Hills Creek, Lookout Point, and Dexter Dams are located on the Middle Fork Willamette River upstream of Eugene in western Oregon, and are important resources managed by the U.S. Army Corps of Engineers (USACE) for flood control, hydroelectric power, recreation, navigation, and irrigation. On the South Santiam River east of Albany in western Oregon, Green Peter and Foster Dams provide functions...

Contacts: Stewart Rounds
Date published: May 12, 2017

Wood River Shoreline Management Tool

The Shoreline Management Tool is a geographic information system (GIS) based program developed to assist water- and land-resource managers in assessing the benefits and effects of changes in surface-water stage on water depth, inundated area, and water volume. Additionally, the Shoreline Management Tool can be used to identify aquatic or terrestrial habitat areas where conditions may be...

Date published: April 6, 2017

A Thermal Mosaic for the Willamette River

The U.S. Army Corps of Engineers operates 12 dams in the Willamette River Basin. The dams alter natural temperature and hydrologic regimes. Unnatural water temperatures can negatively impact all life stages of salmonid fish species. Water temperature in the mainstem Willamette River regularly exceeds the standard of 18.0 °C (64.4 °F) designated for salmon and trout rearing and migration for...

Date published: March 31, 2017
Status: Completed

Columbia River Contaminants and Habitat Characterization Study

Fish, wildlife, and human populations along the lower Columbia River are exposed to an ever-growing variety of contaminants as a result of increasing urbanization, industrialization, and agricultural development.

Date published: March 23, 2017
Status: Active

Contaminants Affecting Pacific Lamprey in the Columbia River

Pacific Lampreys (Entosphenus tridentatus) have lived in the Columbia River Basin for millenia and have great ecological and cultural importance. Lamprey populations in the Pacific Northwest and other parts of the world have declined dramatically in recent decades, probably owing to multiple causes. The role of habitat contamination in the declines has rarely been studied and was the main...

Date published: April 24, 2009
Status: Active

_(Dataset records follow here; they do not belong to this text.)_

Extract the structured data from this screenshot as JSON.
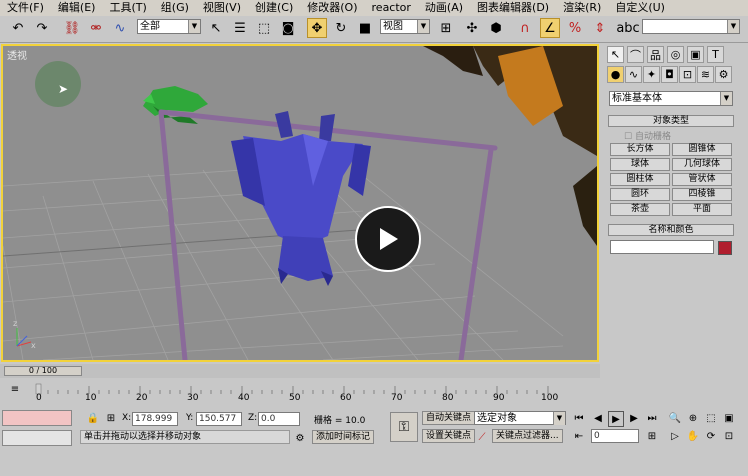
{
  "menu": [
    "文件(F)",
    "编辑(E)",
    "工具(T)",
    "组(G)",
    "视图(V)",
    "创建(C)",
    "修改器(O)",
    "reactor",
    "动画(A)",
    "图表编辑器(D)",
    "渲染(R)",
    "自定义(U)"
  ],
  "toolbar": {
    "selection_filter": "全部",
    "reference_coord": "视图",
    "named_selection": ""
  },
  "viewport": {
    "label": "透视",
    "play_button": "play-icon"
  },
  "panel": {
    "category": "标准基本体",
    "object_type_header": "对象类型",
    "autogrid_label": "自动栅格",
    "object_buttons": [
      "长方体",
      "圆锥体",
      "球体",
      "几何球体",
      "圆柱体",
      "管状体",
      "圆环",
      "四棱锥",
      "茶壶",
      "平面"
    ],
    "name_color_header": "名称和颜色",
    "name_value": "",
    "color": "#b01e2e"
  },
  "timeline": {
    "frame_display": "0 / 100",
    "ruler_labels": [
      "0",
      "10",
      "20",
      "30",
      "40",
      "50",
      "60",
      "70",
      "80",
      "90",
      "100"
    ]
  },
  "status": {
    "x_label": "X:",
    "x_value": "178.999",
    "y_label": "Y:",
    "y_value": "150.577",
    "z_label": "Z:",
    "z_value": "0.0",
    "grid_text": "栅格 = 10.0",
    "auto_key": "自动关键点",
    "set_key": "设置关键点",
    "selected_object": "选定对象",
    "key_filters": "关键点过滤器...",
    "prompt": "单击并拖动以选择并移动对象",
    "add_time_tag": "添加时间标记",
    "frame_value": "0"
  }
}
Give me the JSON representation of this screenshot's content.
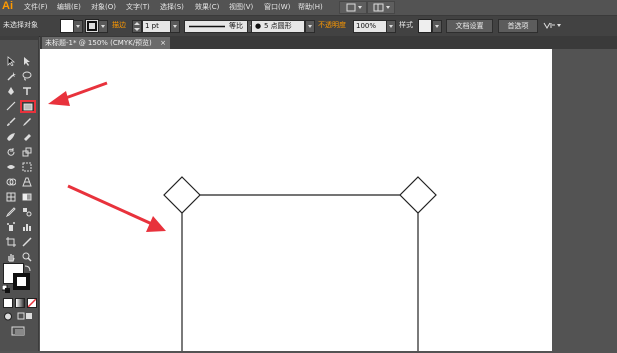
{
  "app": {
    "logo": "Ai"
  },
  "menubar": {
    "items": [
      "文件(F)",
      "编辑(E)",
      "对象(O)",
      "文字(T)",
      "选择(S)",
      "效果(C)",
      "视图(V)",
      "窗口(W)",
      "帮助(H)"
    ]
  },
  "controlbar": {
    "selection_status": "未选择对象",
    "stroke_label": "描边",
    "stroke_weight": "1 pt",
    "profile": "等比",
    "brush": "5 点圆形",
    "opacity_label": "不透明度",
    "opacity_value": "100%",
    "style_label": "样式",
    "doc_setup_button": "文档设置",
    "preferences_button": "首选项"
  },
  "document": {
    "tab_title": "未标题-1* @ 150% (CMYK/预览)",
    "close_glyph": "×"
  },
  "colors": {
    "app_bg": "#535353",
    "control_bg": "#424242",
    "accent_logo": "#ff9a00",
    "annotation_red": "#e8323c",
    "canvas": "#ffffff"
  }
}
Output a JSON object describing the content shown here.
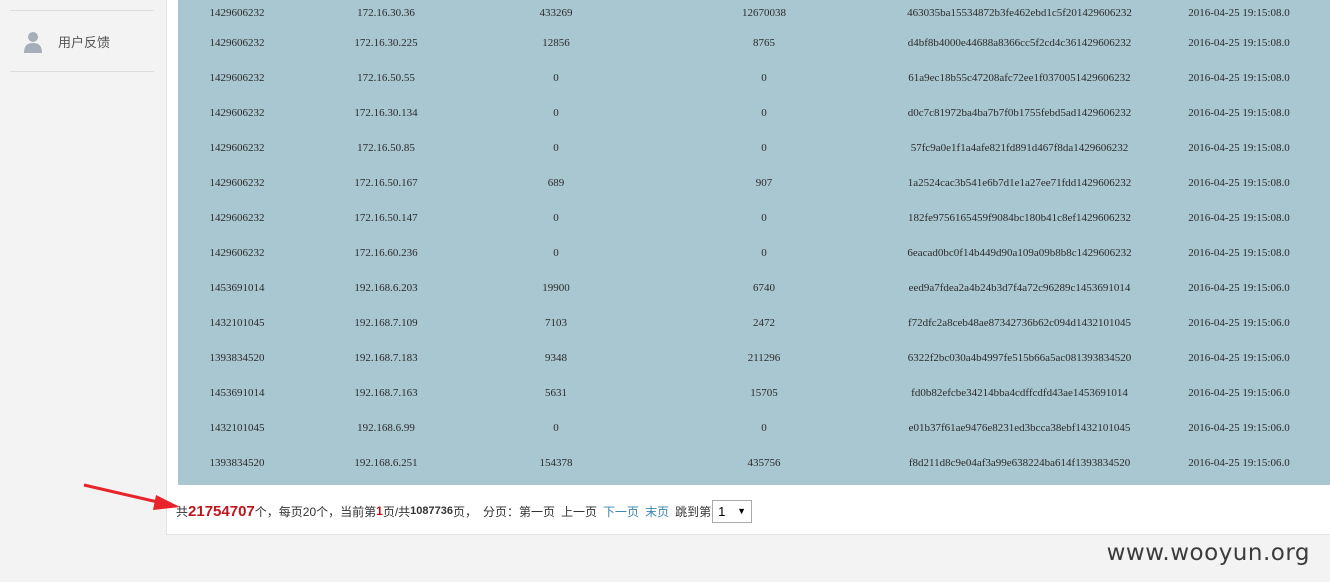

Environmental Flow Studies for Middle Fork Willamette, McKenzie, and Santiam River Basins

Environmental flows are defined as "streamflow needed to sustain ecosystems while continuing to meet human needs."